(BIVN) – Hurricane Barbara is 1,670 miles east southeast of Hilo and gradually weakening over open ocean as it moves northwest at 12 mph.
Barbara’s maximum sustained winds have decreased to near 115 mph with higher gusts, according to the National Hurricane Center in Miami. Barbara is a category 3 hurricane on the Saffir-Simpson Hurricane Wind Scale, and will rapidly weaken to a tropical storm by Friday, becoming a post-tropical cyclone on Saturday.
“All of the model dissipate the cyclone east of the Hawaiian Islands, although the remnants could move across that area in about 5 days,” the NHC said.
On Thursday, the National Weather Service in Honolulu wrote:
As remnants of Barbara move through the region from east to west early next week, the local weather and winds will be highly dependent on its track. A track passing north of the islands would result in lighter winds and potentially drier conditions, whereas, a track passing through or just to the south would result in a wet and windy pattern. A blend of the latest guidance continues to advertise this souther solution. As a result, the current forecast reflects this and shows a transition to a wet pattern with gusty easterly winds Monday through Tuesday.
“Forerunners from the large swell produced by Hurricane Barbara are expected to arrive along east facing shores of the Big Island and Maui starting late tonight or early Friday morning,” forecasters wrote. Surf heights will likely reach the High Surf Advisory threshold along east facing shores.
From the NHC discussion posted at 5 a.m. HST on the 4th of July:
Satellite images indicate that Barbara continues to gradually weaken. Convection in the eyewall is becoming less intense, with eye temperatures slowly falling. A consensus of the latest satellite estimates suggests 100 kt as the initial wind speed. The hurricane is entering an environment that will likely promote rapid weakening during the next couple of days. Barbara is forecast to traverse sub-26C waters and encounter increasing southwesterly shear, which would help to mix in drier air from the mid-levels of the atmosphere. Thus, the cyclone should weaken to a tropical storm by 36 hours and degenerate into a post-tropical cyclone around the time it enters the Central Pacific basin. The new NHC prediction is similar to the previous one and is a bit lower than the model consensus.

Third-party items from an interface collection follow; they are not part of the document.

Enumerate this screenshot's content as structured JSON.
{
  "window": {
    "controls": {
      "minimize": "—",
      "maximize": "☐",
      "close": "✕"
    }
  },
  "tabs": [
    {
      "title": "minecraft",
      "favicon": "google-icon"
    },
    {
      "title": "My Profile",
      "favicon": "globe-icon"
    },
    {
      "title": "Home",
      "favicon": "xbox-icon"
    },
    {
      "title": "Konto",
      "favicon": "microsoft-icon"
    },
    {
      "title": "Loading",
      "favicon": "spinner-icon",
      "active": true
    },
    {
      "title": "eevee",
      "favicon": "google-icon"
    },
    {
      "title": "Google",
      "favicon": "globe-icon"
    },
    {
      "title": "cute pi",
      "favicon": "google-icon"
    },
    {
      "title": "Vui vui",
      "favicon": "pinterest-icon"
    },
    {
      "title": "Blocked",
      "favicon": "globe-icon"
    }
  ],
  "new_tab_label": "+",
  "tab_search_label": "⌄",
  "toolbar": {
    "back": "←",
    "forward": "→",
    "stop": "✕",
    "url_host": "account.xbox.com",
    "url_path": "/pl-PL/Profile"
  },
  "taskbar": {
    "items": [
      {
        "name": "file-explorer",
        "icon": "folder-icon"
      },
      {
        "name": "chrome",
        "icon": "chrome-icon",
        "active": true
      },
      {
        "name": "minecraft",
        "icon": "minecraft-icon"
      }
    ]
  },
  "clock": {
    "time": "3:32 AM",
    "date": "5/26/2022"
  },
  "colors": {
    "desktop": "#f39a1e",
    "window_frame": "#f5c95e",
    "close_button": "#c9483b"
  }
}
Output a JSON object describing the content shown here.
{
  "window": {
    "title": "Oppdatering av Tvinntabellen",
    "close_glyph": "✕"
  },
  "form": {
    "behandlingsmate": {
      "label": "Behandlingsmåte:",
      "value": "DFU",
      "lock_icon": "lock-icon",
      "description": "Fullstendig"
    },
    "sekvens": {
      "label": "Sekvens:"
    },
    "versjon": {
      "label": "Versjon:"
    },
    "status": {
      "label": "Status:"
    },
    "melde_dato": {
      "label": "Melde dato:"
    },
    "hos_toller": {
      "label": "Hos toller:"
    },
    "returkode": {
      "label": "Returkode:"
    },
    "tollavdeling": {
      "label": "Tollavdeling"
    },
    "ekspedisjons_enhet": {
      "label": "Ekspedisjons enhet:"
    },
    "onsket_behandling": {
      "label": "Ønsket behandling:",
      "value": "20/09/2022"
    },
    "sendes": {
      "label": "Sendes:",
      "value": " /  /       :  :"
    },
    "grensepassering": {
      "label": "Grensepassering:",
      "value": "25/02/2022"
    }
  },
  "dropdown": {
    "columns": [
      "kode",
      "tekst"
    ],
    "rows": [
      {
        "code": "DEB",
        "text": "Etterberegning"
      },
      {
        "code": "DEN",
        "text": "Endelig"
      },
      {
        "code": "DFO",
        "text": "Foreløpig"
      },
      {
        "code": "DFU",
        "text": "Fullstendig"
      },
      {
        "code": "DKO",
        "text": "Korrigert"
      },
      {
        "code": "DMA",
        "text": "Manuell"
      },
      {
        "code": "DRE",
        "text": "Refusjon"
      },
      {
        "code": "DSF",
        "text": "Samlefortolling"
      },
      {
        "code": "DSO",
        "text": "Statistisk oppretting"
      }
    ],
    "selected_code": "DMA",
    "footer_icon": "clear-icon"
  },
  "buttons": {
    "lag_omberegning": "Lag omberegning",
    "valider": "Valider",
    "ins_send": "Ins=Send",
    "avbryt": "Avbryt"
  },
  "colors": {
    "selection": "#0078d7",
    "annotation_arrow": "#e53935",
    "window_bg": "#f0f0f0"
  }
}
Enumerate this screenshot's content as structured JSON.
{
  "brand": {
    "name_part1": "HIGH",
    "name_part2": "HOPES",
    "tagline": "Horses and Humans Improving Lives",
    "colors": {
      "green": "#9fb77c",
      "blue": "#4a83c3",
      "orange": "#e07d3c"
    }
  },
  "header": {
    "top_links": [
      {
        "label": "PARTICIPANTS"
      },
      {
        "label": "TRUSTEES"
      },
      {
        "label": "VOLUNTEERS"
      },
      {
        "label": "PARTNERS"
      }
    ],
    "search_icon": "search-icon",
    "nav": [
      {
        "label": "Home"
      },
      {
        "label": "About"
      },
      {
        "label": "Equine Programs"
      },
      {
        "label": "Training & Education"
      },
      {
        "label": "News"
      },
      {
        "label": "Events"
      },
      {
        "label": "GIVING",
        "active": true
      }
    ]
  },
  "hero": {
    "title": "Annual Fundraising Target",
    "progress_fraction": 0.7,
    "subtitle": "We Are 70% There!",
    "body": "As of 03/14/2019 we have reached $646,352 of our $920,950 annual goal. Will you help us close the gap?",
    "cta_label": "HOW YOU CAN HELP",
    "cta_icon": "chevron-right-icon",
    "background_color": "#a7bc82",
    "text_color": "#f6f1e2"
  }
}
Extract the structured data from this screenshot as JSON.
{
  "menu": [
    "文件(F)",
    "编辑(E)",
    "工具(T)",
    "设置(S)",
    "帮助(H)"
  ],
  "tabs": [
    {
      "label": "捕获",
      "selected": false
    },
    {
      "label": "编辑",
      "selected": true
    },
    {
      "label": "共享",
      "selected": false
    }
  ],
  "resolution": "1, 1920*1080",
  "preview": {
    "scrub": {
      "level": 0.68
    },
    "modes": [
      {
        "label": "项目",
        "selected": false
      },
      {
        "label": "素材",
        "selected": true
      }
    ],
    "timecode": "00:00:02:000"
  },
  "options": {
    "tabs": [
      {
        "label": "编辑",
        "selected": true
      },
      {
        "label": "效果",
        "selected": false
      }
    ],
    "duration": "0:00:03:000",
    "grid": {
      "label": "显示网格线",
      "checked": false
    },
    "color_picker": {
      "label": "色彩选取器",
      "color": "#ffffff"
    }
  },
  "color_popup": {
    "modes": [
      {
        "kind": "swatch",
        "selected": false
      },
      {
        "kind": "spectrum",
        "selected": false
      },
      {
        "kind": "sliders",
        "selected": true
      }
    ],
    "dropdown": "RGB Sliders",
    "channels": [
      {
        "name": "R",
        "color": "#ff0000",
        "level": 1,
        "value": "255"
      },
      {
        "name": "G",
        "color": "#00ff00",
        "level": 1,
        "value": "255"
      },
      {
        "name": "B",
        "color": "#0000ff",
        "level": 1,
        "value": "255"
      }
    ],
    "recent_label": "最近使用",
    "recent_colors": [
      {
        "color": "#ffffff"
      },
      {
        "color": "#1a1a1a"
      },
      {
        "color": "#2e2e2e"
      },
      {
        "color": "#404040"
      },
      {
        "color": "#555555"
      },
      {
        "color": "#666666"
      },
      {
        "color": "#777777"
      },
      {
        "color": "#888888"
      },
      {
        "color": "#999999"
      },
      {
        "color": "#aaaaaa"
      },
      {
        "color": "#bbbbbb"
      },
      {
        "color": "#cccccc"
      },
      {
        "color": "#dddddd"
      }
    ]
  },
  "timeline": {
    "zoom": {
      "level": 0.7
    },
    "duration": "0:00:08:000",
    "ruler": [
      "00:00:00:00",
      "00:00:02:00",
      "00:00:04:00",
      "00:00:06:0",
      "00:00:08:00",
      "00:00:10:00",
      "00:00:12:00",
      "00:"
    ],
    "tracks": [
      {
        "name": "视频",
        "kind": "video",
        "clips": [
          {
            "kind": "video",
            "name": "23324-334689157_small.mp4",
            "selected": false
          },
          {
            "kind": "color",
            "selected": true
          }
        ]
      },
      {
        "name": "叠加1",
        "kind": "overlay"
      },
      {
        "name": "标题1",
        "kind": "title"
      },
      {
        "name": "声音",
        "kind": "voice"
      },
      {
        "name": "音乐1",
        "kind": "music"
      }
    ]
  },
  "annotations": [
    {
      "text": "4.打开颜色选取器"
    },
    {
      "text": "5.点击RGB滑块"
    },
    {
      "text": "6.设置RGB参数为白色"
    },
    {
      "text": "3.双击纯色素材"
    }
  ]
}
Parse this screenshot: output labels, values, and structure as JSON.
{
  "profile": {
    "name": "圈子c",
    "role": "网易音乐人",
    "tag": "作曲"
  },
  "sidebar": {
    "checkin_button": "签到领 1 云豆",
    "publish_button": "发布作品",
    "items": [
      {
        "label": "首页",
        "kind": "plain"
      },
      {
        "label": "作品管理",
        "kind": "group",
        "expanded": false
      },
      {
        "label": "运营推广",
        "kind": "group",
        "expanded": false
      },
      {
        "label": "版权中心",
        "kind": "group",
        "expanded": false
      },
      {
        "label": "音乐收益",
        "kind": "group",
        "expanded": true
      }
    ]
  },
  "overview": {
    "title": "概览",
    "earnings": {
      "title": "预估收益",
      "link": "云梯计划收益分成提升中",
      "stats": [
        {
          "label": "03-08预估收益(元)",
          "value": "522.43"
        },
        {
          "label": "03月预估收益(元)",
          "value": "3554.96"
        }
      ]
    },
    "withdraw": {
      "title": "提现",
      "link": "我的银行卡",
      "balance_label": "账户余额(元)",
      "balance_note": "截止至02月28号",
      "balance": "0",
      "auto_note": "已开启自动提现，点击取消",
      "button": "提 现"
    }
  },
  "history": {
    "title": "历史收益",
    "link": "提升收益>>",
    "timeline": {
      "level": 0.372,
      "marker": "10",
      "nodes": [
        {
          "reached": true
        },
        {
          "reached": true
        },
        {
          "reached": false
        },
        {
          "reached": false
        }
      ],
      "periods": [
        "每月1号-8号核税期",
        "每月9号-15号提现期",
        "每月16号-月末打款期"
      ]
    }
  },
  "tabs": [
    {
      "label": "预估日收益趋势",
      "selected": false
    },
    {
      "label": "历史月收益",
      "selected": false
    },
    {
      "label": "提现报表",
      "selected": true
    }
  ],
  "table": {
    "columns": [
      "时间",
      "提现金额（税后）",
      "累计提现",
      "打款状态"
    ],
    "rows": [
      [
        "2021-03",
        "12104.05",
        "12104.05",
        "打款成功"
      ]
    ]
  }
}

Barbara has turned northwestward recently, and is moving about 310/10 kt. This general path is forecast until tomorrow when a mid-level ridge builds to north of the cyclone, causing a west-northwestward motion. As Barbara weakens, it should turn westward on Saturday, steered by the low-level flow. Model guidance is in very good agreement on this scenario, and no significant changes were required to the previous forecast. All of the model dissipate the cyclone east of the Hawaiian Islands, although the remnants could move across that area in about 5 days.
FORECAST POSITIONS AND MAX WINDS
INIT 04/1500Z 16.0N 130.0W 100 KT 115 MPH
12H 05/0000Z 17.0N 131.2W 85 KT 100 MPH
24H 05/1200Z 18.1N 133.0W 70 KT 80 MPH
36H 06/0000Z 18.9N 135.2W 50 KT 60 MPH
48H 06/1200Z 19.2N 137.8W 40 KT 45 MPH
72H 07/1200Z 19.0N 143.8W 30 KT 35 MPH…POST-TROP/REMNT LOW
96H 08/1200Z 18.8N 150.5W 30 KT 35 MPH…POST-TROP/REMNT LOW